Alarms and cameras can be effective. These days there is a large range of reasonably priced products on the market, many of which are simple to use and easy to install. Second-homeowners may find that a camera provides great peace of mind. Should the worst happen, the camera will provide useful evidence and, as many can be linked to apps that work on your smartphone, you will know about any incident immediately. Cameras can also provide reassurance for absent homeowners during periods of bad weather; it can be extremely useful to view the property remotely and check that everything is in order.If you are going away on holiday or are a second-homeowner, it is well worth notifying the local gendarmerie. There is a national service known as tranquillité vacances, where you simply let the local police station know your holiday dates and they will keep a regular eye on the property or premises. This is meant to be reserved for the summer months but, in reality, most local forces are quite happy to provide the service all year. Above all, befriend your neighbours and get them involved. It really is the most effective method. Having someone who pops in to water the plants or just give the place a quick check over is a massive deterrent to potential thieves.
4. Don’t forget the garden: secure loose items
Unfortunately, with the best will in the world, thefts do happen and, as homes become more secure, thieves have increasingly resorted to taking items that are easily removable from outside the property. This is a particular problem for second-homeowners and, in the lastcouple of years, there have been reports of thefts of things such as heating fuel, firewood, plants and garden furniture. The only course of action is to make things as difficult as possible, so lock outbuildings as securely as the main house, store garden furniture inside, put plants in the ground rather than leaving them in attractive and easily transportable pots and keep your firewood in a place where it would be awkward to steal – in other words, not in a nice neat stack next to the gate, where it can be quickly loaded onto a trailer and driven away! Insurance policies rarely cover items outside the house. If this is a concern, it may well be worth checking the small-print and, if necessary, extending the cover or taking on an additional policy. If you do need to make a claim, French insurers are notoriously demanding and will often require written proof (usually in the form of receipts) for any items that you are claiming for. This is always tricky, especially if you are claiming for items that may have been inherited or bought second-hand, so it isa good idea to photograph everything in situ as this will provide some degree of proof of ownership should you need to argue the toss.
5. Unplug the electrics
Securing your home against electrical problems is also a concern. Both power cuts and electrical storms can cause problems, which is why most operators now send text message warnings beforehand. Leaving a key with a neighbour, who can pop in and check the house after a storm, is the best solution. But if you can’t do this, make sure you unplug any electrical appliances before leaving. If there are items that you need to leave connected, install surge protectors and make sure these are kept in good order. And I can report from personal experience that, should you need to claim for loss of contents in the event of a fridge or freezer breakdown, you will be expected to provide proof of the contents, so keep those shopping receipts!

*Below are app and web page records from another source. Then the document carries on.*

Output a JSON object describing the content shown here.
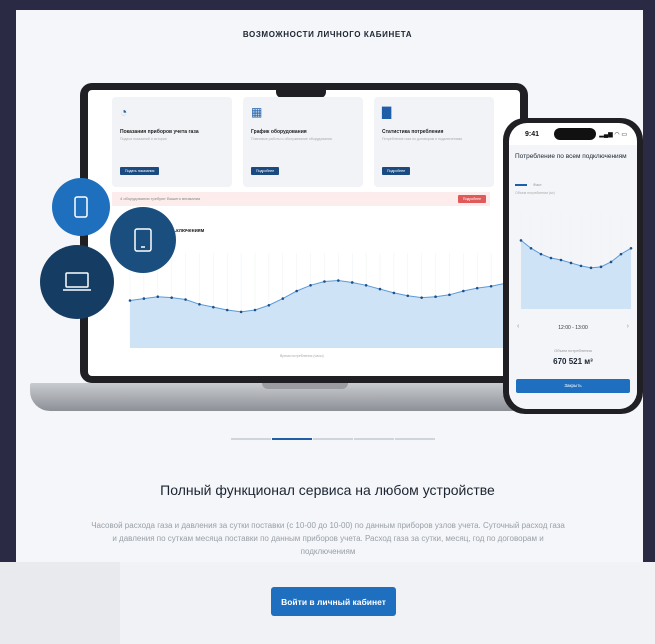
{
  "section": {
    "heading": "ВОЗМОЖНОСТИ ЛИЧНОГО КАБИНЕТА"
  },
  "laptop": {
    "features": [
      {
        "icon": "gauge-icon",
        "title": "Показания приборов учета газа",
        "desc": "Подача показаний и история",
        "button": "Подать показания"
      },
      {
        "icon": "calendar-icon",
        "title": "График оборудования",
        "desc": "Плановые работы и обслуживание оборудования",
        "button": "Подробнее"
      },
      {
        "icon": "bar-chart-icon",
        "title": "Статистика потребления",
        "desc": "Потребление газа по договорам и подключениям",
        "button": "Подробнее"
      }
    ],
    "alert": {
      "text": "4 оборудования требуют Вашего внимания",
      "button": "Подробнее"
    },
    "chart_title": "...ключениям",
    "x_label": "Время потребления (часы)"
  },
  "phone": {
    "time": "9:41",
    "status": "▂▄▆ ◠ ▭",
    "title": "Потребление по всем подключениям",
    "legend": "Факт",
    "subtitle": "Объем потребления (м³)",
    "range": "12:00 - 13:00",
    "volume_label": "Объем потребления",
    "volume": "670 521 м³",
    "button": "Закрыть"
  },
  "main": {
    "title": "Полный функционал сервиса на любом устройстве",
    "description": "Часовой расхода газа и давления за сутки поставки (с 10-00 до 10-00) по данным приборов узлов учета. Суточный расход газа и давления по суткам месяца поставки по данным приборов учета. Расход газа за сутки, месяц, год по договорам и подключениям",
    "cta": "Войти в личный кабинет"
  },
  "chart_data": [
    {
      "type": "area",
      "values": [
        50,
        52,
        54,
        53,
        51,
        46,
        43,
        40,
        38,
        40,
        45,
        52,
        60,
        66,
        70,
        71,
        69,
        66,
        62,
        58,
        55,
        53,
        54,
        56,
        60,
        63,
        65,
        68
      ]
    },
    {
      "type": "area",
      "values": [
        70,
        62,
        56,
        52,
        50,
        47,
        44,
        42,
        43,
        48,
        56,
        62
      ]
    }
  ],
  "colors": {
    "accent": "#1e6fc0",
    "dark": "#153d63",
    "text": "#1b2430"
  }
}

Hopefully, it will never happen, but spending a little time securing your French home from potential intruders will give you peace of mind and minimise the risk of returning to a nasty surprise.
Like this? You might enjoy: